**WHAT TO PRODUCE**
Below are the entries; return every line among them that holds the word "this".

========================================================================

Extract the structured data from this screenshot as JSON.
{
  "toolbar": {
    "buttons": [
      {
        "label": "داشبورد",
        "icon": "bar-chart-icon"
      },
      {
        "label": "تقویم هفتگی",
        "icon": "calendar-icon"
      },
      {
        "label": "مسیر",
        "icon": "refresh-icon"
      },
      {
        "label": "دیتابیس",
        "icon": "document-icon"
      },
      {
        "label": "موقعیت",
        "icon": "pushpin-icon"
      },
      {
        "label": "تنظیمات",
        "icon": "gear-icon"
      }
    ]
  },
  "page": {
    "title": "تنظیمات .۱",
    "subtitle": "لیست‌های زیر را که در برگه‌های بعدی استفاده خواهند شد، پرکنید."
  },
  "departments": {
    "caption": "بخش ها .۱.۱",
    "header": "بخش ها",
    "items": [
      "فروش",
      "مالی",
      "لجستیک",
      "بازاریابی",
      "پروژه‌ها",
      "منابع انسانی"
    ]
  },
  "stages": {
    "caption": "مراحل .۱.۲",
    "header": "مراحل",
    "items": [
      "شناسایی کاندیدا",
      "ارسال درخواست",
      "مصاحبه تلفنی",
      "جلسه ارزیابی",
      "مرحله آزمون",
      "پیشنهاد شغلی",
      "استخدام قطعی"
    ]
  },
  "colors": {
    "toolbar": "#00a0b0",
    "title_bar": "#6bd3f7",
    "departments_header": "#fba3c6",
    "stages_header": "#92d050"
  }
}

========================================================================

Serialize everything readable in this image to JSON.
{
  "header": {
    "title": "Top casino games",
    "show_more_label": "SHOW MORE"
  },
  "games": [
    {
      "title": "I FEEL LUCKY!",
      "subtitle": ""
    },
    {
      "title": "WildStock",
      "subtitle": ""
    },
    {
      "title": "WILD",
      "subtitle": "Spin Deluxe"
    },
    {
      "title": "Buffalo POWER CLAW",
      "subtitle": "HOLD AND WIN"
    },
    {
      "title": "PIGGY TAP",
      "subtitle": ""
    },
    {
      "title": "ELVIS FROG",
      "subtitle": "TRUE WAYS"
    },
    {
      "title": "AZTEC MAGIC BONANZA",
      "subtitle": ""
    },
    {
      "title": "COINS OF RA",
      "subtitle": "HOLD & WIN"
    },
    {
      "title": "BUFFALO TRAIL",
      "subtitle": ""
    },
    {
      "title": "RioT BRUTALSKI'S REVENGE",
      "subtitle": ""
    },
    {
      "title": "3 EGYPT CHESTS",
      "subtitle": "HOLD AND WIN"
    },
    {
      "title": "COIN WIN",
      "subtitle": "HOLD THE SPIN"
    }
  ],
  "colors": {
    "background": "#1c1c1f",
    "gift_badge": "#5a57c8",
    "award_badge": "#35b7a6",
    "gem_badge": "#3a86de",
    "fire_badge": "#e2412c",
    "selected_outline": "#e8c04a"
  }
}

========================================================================

**RESPONSE TO THE TASK**
Extract the structured data from this screenshot as JSON.
Serialize everything readable in this image to JSON.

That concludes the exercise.